This is the meaning of that last clause in Rom. 5:12: “for that all have sinned.” We must remember that the apostle is discussing here the problem of universal death. All men are under the dominion of death. Death reigns. Rut death is no accident. Nor is it the end of a natural process of decay and corruption, the inevitable and natural end of all life. It is punishment for sin. Rut if it is punishment for sin, how can death be universal? Not all men have sinned after the similitude of Adam’s transgression. Death reigned from Adam to Moses, even over those that had no law, no special commandment, and no personal opportunity to keep or to violate that commandment as did Adam. Resides, death evidently reigns over the infants in the cradle. It makes no distinction. Rut how can this be harmonized with the justice of God if death is punishment? Where is the legal ground for this punishment of death upon all? The answer is: “for that all have sinned”. Rut when and how did all sin? The answer is: in and through the sin of the one man Adam. For through one man sin entered into the world, and death through sin, and death passed upon all men. And vs. 18 of the same chapter of the epistle to the Romans states very specifically, that by the offense of one judgment came upon all men to condemnation. This is a purely legal statement. One man sinned, all are under judgment, all are guilty. This could never be the case, if Pelagianism were true and the human race consisted of a number of individuals without communal responsibility. But this is very clear, if the one man that sinned is accounted as the representative of the entire race, so that all are reckoned in him. This, then, is the Scriptural solution of the problem of original sin. All men are born in sin, with a corrupt nature, that is inclined to hate God and the neighbor.

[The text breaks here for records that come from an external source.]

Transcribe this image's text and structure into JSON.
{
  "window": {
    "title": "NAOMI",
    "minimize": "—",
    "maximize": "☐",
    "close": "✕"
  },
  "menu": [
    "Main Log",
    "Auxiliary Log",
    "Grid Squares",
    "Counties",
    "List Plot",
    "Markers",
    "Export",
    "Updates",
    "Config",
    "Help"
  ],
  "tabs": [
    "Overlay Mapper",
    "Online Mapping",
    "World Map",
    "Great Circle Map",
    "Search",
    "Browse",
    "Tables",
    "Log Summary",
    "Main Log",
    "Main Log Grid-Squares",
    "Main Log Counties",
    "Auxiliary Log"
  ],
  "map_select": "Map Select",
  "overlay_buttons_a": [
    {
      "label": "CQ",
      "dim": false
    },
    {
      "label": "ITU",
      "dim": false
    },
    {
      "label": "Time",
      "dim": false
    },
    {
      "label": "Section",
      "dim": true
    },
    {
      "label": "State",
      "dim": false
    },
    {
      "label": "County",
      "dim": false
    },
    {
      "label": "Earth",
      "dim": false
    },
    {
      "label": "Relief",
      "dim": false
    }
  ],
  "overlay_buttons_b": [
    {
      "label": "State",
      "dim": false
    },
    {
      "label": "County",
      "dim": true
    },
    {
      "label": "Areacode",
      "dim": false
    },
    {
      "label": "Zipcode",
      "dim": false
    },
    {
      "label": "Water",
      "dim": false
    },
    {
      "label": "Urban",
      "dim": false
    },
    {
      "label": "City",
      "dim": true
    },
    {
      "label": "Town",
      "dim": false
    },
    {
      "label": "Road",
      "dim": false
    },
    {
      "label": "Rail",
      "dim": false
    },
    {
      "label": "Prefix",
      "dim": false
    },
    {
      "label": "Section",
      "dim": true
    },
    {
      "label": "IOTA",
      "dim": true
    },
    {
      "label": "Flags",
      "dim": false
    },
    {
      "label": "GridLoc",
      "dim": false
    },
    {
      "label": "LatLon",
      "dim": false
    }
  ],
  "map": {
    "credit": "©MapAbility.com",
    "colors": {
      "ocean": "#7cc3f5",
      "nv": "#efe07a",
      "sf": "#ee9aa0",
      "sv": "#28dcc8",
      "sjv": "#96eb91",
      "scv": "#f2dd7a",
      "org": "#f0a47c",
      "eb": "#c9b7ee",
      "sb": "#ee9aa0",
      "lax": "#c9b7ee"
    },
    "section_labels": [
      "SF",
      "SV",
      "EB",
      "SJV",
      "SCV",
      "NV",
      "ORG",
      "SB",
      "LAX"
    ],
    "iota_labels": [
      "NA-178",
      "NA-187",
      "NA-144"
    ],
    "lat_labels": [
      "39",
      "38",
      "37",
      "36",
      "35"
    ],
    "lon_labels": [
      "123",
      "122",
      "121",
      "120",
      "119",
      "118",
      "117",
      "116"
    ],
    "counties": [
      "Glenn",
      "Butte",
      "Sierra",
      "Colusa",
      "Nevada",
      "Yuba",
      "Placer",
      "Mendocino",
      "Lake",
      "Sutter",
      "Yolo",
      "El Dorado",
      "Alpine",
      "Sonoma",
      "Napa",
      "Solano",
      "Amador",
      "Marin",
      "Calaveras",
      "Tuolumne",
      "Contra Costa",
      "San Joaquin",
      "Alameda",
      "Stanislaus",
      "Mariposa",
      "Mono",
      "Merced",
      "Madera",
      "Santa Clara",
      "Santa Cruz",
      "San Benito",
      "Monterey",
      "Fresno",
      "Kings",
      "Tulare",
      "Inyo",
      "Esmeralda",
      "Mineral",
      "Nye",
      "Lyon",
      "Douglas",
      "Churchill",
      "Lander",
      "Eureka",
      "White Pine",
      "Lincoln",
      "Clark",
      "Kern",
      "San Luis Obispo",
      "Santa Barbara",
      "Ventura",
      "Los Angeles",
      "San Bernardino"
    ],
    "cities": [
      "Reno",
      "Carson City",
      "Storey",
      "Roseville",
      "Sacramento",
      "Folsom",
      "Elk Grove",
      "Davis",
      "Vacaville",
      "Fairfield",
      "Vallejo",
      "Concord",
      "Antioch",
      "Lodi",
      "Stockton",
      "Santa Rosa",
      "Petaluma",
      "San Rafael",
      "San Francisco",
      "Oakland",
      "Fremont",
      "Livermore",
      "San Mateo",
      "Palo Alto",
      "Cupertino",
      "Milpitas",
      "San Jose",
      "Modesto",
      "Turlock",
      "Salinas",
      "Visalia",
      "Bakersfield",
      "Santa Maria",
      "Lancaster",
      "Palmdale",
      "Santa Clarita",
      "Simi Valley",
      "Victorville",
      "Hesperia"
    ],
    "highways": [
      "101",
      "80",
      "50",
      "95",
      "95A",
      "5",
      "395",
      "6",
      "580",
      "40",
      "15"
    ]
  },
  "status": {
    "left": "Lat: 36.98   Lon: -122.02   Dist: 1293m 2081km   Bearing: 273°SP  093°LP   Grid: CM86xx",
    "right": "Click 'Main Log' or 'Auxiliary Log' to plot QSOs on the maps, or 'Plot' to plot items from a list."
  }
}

And this original pollution is the punishment of spiritual death, inflicted upon the whole human race, because of the communal guilt of all mankind in the first man Adam.